DD:  We get into something. Sometimes to the point of arguing with each other.

WM: Yeah, over a musical bar.

DD: And Nathan’s just laughing. I’m glad you compared us to Lennon and McCartney. That’s nice of you.

WM: I said type spats, not musical pairs.

[Laughs.] OK, just because… Which Beatle would you each be?

WM: I’m definitely Lennon.

DD: In terms of natural talent and expansion, Nathan is probably Paul because Paul can produce records. [Speaking to Will “Bronco” Clark] I mean, dude, you gotta be Ringo.

Will “Branco” Clark: I don’t think there’s any question.

DD: I honestly feel more like George, to be honest.

WM: I feel you’d be Harrison.

I want to turn to how your geographic backgrounds emerge in your music. Donato, I know you grew up outside of Nashville. What about the other guys?

WC: Georgia.

WM: Memphis.

NA: Arkansas.

So it makes sense you all would reverberate a certain Southern twang.

DD: Yeah, the scenes that they were exposed to and helped provide music for was a totally different side of Nashville.

Which is to say, Daniel concentrated on country or the traditional side of things while you all exposed other facets of the music scene in Nashville.

WM: Yeah, very little country, at least at that time.

DD: Like rock?

NA: There’s underground rock. I served as gospel music minister for four years while also participating in the scene. 

WM: There is just tons of original music. There are lots of modern rock bands. There are people trying to do a classic kind of thing and be a classic rock band. There’s a lane for that. There are people who are way more experimental and modern with it and do different production stuff than just a straight-up four- or five-piece band. There really is this whole gamut.

These days it’s like a very alternative cowboy scene. I swear I didn’t notice it for the first 10 years I was in Nashville. This sort of wave of Charley Crockett, Sierra Ferrell, Sturgill. I think Sturgill took a bunch of rock guys and made them go, “Ohh, you can like rock and be weird.”

DD: Sturgill used to be a cashier at The Turnip Truck where I would go to dinner before runs sometimes. I’ve seen Chris Stapleton, Billy Strings, and Sturgill play for free, sometimes $2. All that was in 2014 when it really started happening.

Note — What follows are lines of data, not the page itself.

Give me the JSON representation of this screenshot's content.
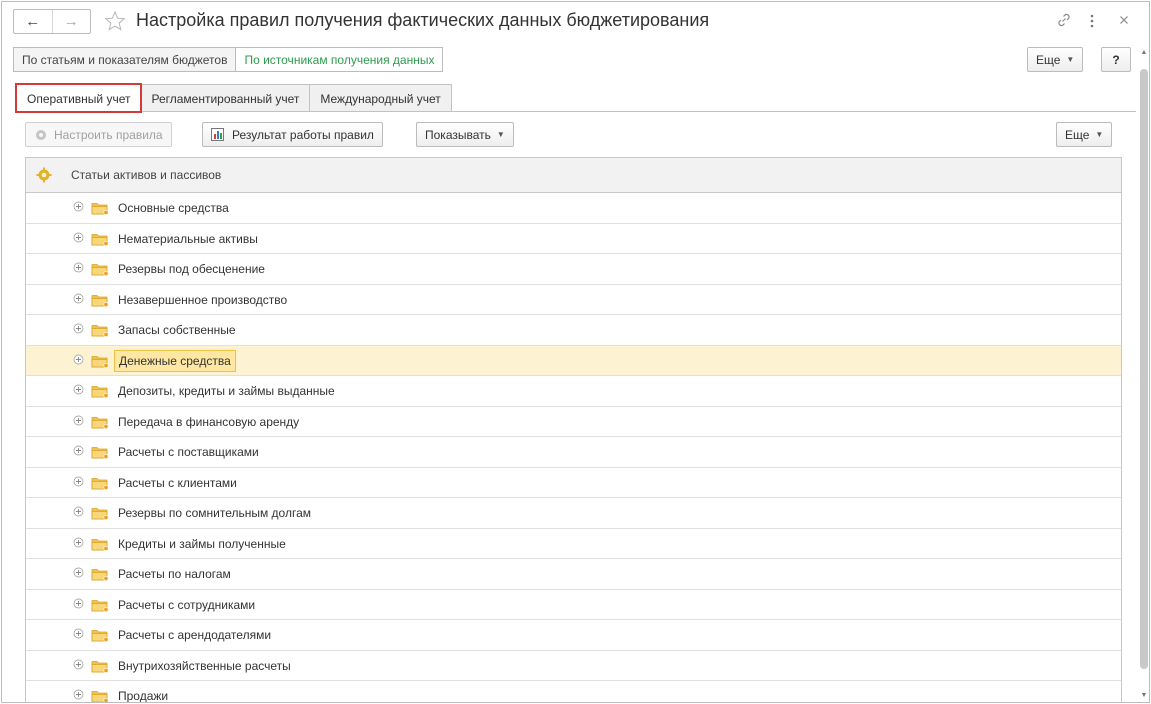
{
  "window": {
    "title": "Настройка правил получения фактических данных бюджетирования"
  },
  "nav": {
    "back": "←",
    "forward": "→"
  },
  "top_buttons": [
    {
      "label": "По статьям и показателям бюджетов",
      "active": false
    },
    {
      "label": "По источникам получения данных",
      "active": true
    }
  ],
  "header_actions": {
    "more_label": "Еще",
    "help_label": "?"
  },
  "tabs": [
    {
      "label": "Оперативный учет",
      "active": true
    },
    {
      "label": "Регламентированный учет",
      "active": false
    },
    {
      "label": "Международный учет",
      "active": false
    }
  ],
  "toolbar": {
    "configure_label": "Настроить правила",
    "result_label": "Результат работы правил",
    "show_label": "Показывать",
    "more_label": "Еще"
  },
  "table": {
    "column_header": "Статьи активов и пассивов",
    "selected_index": 5,
    "rows": [
      "Основные средства",
      "Нематериальные активы",
      "Резервы под обесценение",
      "Незавершенное производство",
      "Запасы собственные",
      "Денежные средства",
      "Депозиты, кредиты и займы выданные",
      "Передача в финансовую аренду",
      "Расчеты с поставщиками",
      "Расчеты с клиентами",
      "Резервы по сомнительным долгам",
      "Кредиты и займы полученные",
      "Расчеты по налогам",
      "Расчеты с сотрудниками",
      "Расчеты с арендодателями",
      "Внутрихозяйственные расчеты",
      "Продажи"
    ]
  },
  "colors": {
    "active_green": "#2f9a4b",
    "tab_highlight": "#d43a3a",
    "selected_row": "#fdf3d2",
    "folder": "#f3c24a"
  }
}
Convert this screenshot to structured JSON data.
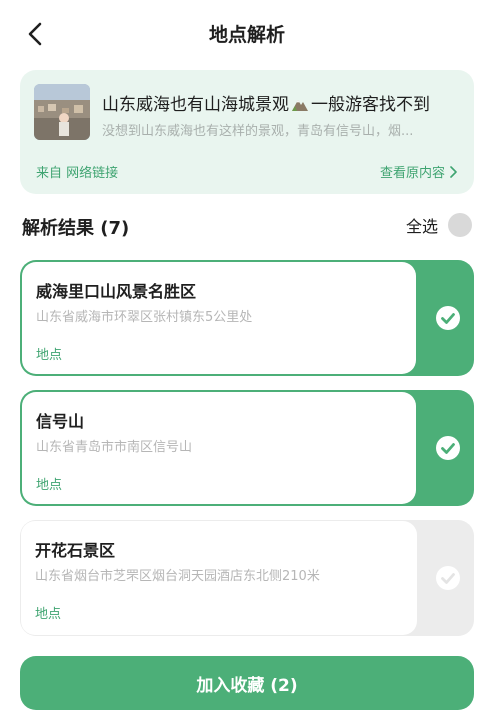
{
  "nav": {
    "title": "地点解析"
  },
  "source": {
    "title_before": "山东威海也有山海城景观",
    "title_after": "一般游客找不到",
    "description": "没想到山东威海也有这样的景观，青岛有信号山，烟...",
    "from_label": "来自 网络链接",
    "view_label": "查看原内容"
  },
  "results": {
    "heading": "解析结果 (7)",
    "select_all_label": "全选",
    "items": [
      {
        "name": "威海里口山风景名胜区",
        "address": "山东省威海市环翠区张村镇东5公里处",
        "type": "地点",
        "selected": true
      },
      {
        "name": "信号山",
        "address": "山东省青岛市市南区信号山",
        "type": "地点",
        "selected": true
      },
      {
        "name": "开花石景区",
        "address": "山东省烟台市芝罘区烟台洞天园酒店东北侧210米",
        "type": "地点",
        "selected": false
      }
    ]
  },
  "actions": {
    "add_label": "加入收藏 (2)"
  },
  "colors": {
    "accent": "#4caf78",
    "accent_text": "#3fa471",
    "card_bg": "#e9f5ef",
    "unselected": "#ececec"
  },
  "icons": [
    "back-arrow-icon",
    "mountain-emoji-icon",
    "chevron-right-icon",
    "checkmark-icon"
  ]
}
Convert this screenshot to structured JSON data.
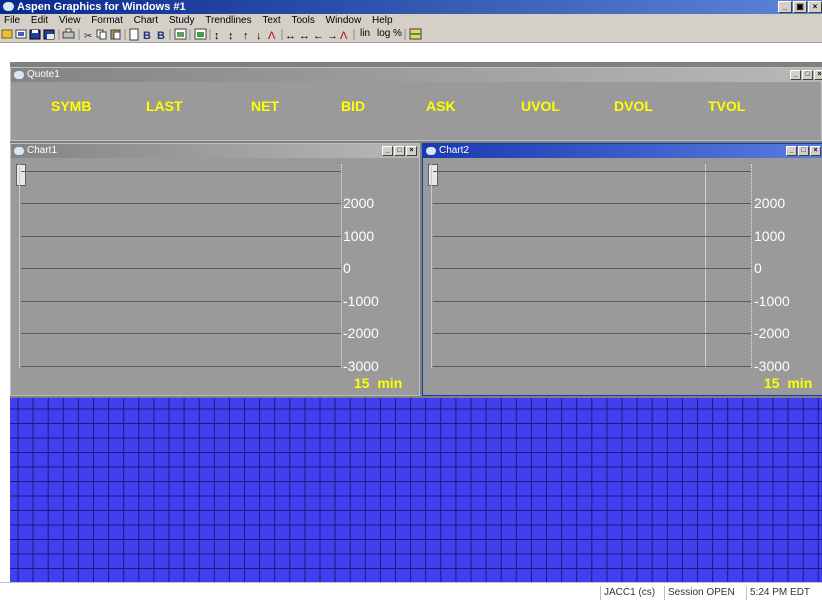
{
  "app": {
    "title": "Aspen Graphics for Windows #1"
  },
  "menu": [
    "File",
    "Edit",
    "View",
    "Format",
    "Chart",
    "Study",
    "Trendlines",
    "Text",
    "Tools",
    "Window",
    "Help"
  ],
  "toolbar": {
    "lin_label": "lin",
    "log_label": "log",
    "pct_label": "%"
  },
  "quote": {
    "title": "Quote1",
    "columns": [
      "SYMB",
      "LAST",
      "NET",
      "BID",
      "ASK",
      "UVOL",
      "DVOL",
      "TVOL"
    ]
  },
  "chart1": {
    "title": "Chart1",
    "y_labels": [
      "2000",
      "1000",
      "0",
      "-1000",
      "-2000",
      "-3000"
    ],
    "interval": "15",
    "interval_unit": "min"
  },
  "chart2": {
    "title": "Chart2",
    "y_labels": [
      "2000",
      "1000",
      "0",
      "-1000",
      "-2000",
      "-3000"
    ],
    "interval": "15",
    "interval_unit": "min"
  },
  "status": {
    "user": "JACC1 (cs)",
    "session": "Session OPEN",
    "time": "5:24 PM EDT"
  },
  "colors": {
    "title_blue": "#0a2a8a",
    "quote_header": "#ffff00",
    "grid_blue": "#4040f0",
    "chart_bg": "#9a9a9a"
  },
  "icons": [
    "app-icon",
    "minimize-icon",
    "maximize-icon",
    "close-icon",
    "open-icon",
    "save-icon",
    "print-icon",
    "cut-icon",
    "copy-icon",
    "paste-icon"
  ]
}
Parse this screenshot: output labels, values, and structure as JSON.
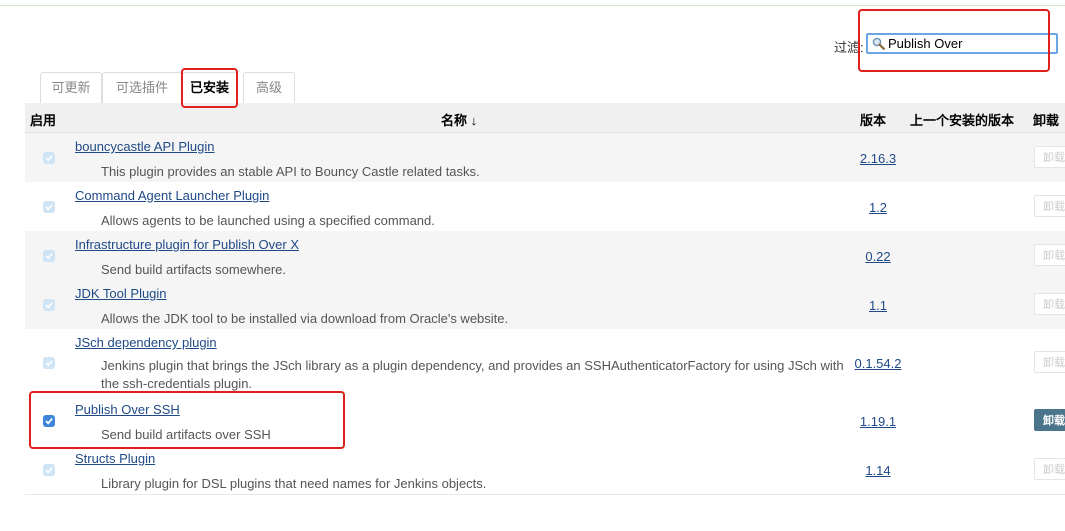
{
  "filter": {
    "label": "过滤:",
    "value": "Publish Over",
    "icon": "search-icon"
  },
  "tabs": [
    {
      "label": "可更新",
      "active": false
    },
    {
      "label": "可选插件",
      "active": false
    },
    {
      "label": "已安装",
      "active": true
    },
    {
      "label": "高级",
      "active": false
    }
  ],
  "table": {
    "headers": {
      "enabled": "启用",
      "name": "名称 ↓",
      "version": "版本",
      "previous": "上一个安装的版本",
      "uninstall": "卸载"
    },
    "rows": [
      {
        "name": "bouncycastle API Plugin",
        "desc": "This plugin provides an stable API to Bouncy Castle related tasks.",
        "version": "2.16.3",
        "checked": true,
        "editable": false,
        "uninstall": "卸载",
        "uninstall_enabled": false
      },
      {
        "name": "Command Agent Launcher Plugin",
        "desc": "Allows agents to be launched using a specified command.",
        "version": "1.2",
        "checked": true,
        "editable": false,
        "uninstall": "卸载",
        "uninstall_enabled": false
      },
      {
        "name": "Infrastructure plugin for Publish Over X",
        "desc": "Send build artifacts somewhere.",
        "version": "0.22",
        "checked": true,
        "editable": false,
        "uninstall": "卸载",
        "uninstall_enabled": false
      },
      {
        "name": "JDK Tool Plugin",
        "desc": "Allows the JDK tool to be installed via download from Oracle's website.",
        "version": "1.1",
        "checked": true,
        "editable": false,
        "uninstall": "卸载",
        "uninstall_enabled": false
      },
      {
        "name": "JSch dependency plugin",
        "desc": "Jenkins plugin that brings the JSch library as a plugin dependency, and provides an SSHAuthenticatorFactory for using JSch with the ssh-credentials plugin.",
        "version": "0.1.54.2",
        "checked": true,
        "editable": false,
        "uninstall": "卸载",
        "uninstall_enabled": false
      },
      {
        "name": "Publish Over SSH",
        "desc": "Send build artifacts over SSH",
        "version": "1.19.1",
        "checked": true,
        "editable": true,
        "uninstall": "卸载",
        "uninstall_enabled": true
      },
      {
        "name": "Structs Plugin",
        "desc": "Library plugin for DSL plugins that need names for Jenkins objects.",
        "version": "1.14",
        "checked": true,
        "editable": false,
        "uninstall": "卸载",
        "uninstall_enabled": false
      }
    ]
  },
  "colors": {
    "highlight": "#e0201c",
    "link": "#204a87",
    "uninstall_active": "#4b758b",
    "checkbox_on": "#3d86d9"
  }
}
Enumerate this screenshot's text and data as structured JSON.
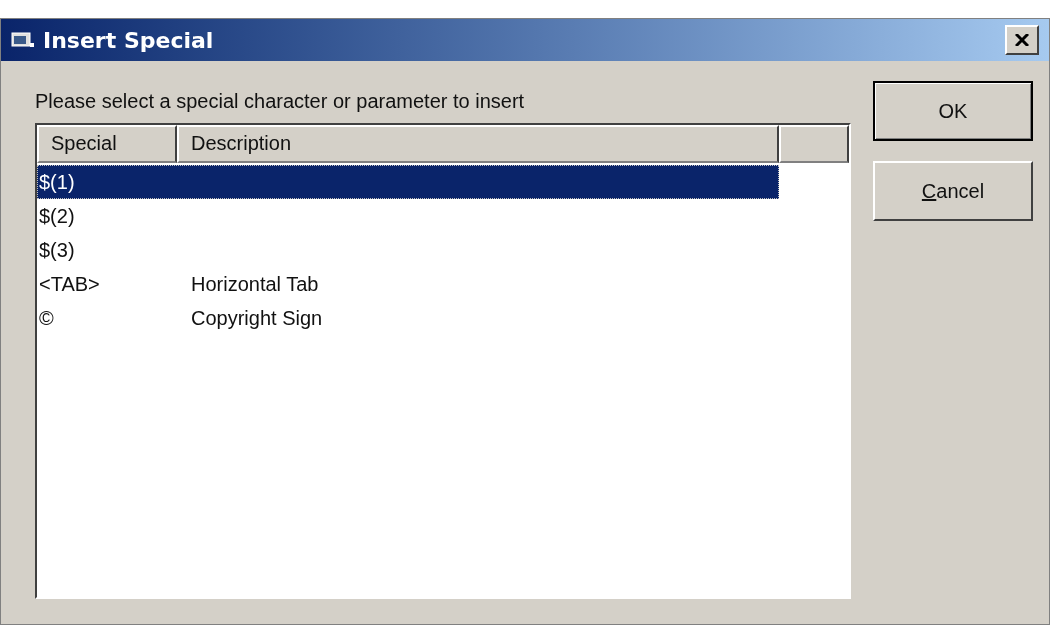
{
  "window": {
    "title": "Insert Special"
  },
  "prompt": "Please select a special character or parameter to insert",
  "list": {
    "columns": [
      "Special",
      "Description"
    ],
    "rows": [
      {
        "special": "$(1)",
        "selected": true
      },
      {
        "special": "$(2)",
        "selected": false
      },
      {
        "special": "$(3)",
        "selected": false
      },
      {
        "special": "<TAB>",
        "description": "Horizontal Tab",
        "selected": false
      },
      {
        "special": "©",
        "description": "Copyright Sign",
        "selected": false
      }
    ]
  },
  "buttons": [
    {
      "label": "OK",
      "default": true,
      "first_letter_underlined": false
    },
    {
      "label": "Cancel",
      "default": false,
      "first_letter_underlined": true
    }
  ]
}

That’s what is so interesting. The potential with Cosmic Country is because Nathan had his gospel service, and then, like the rock scene Will was playing in–I guess you’d call it rock, but not–whatever that term is. Then I come from this: overalls with a can of Copenhagen, just plug a Telecaster straight into the amp on a Saturday afternoon, traditional country. And then Will [Clark] with what he does in his approach. There are so many elements in how to go about doing music, but specifically for the three of us that are from Nashville, it encompasses what Nashville is.

Aside from the popular country thing, you have the ultra-traditional honky-tonk three chords and the truth thing. Then you have the psychedelic rock explosive independent sound. All that’s Nashville. And it’s all in Cosmic Country.

I just feel so lucky to have all these guys in the band with me, because everything’s 25% across the board. When I was a young kid, I would go to many sessions, I would go to three, sometimes five a week and just go and get lunch with all the session cats. And I always remember knowing that when I wanted to make records, I wanted to have a band. I feel like Reflector is the first of that. That feeling and that personality are there. I’m just so grateful for these guys. My brothers in frequency.

Brothers in frequency. I love that.

DD: It’s a crazy thing we’re doing, and they’re always down for whatever idea I have, and if anyone else has an idea, we all listen to each other, and we negotiate with each other, and respect each other, love each other. Spiritual alignment is a growing thing. It’s not a thing you lock into 100% one day. It’s living, and we have it.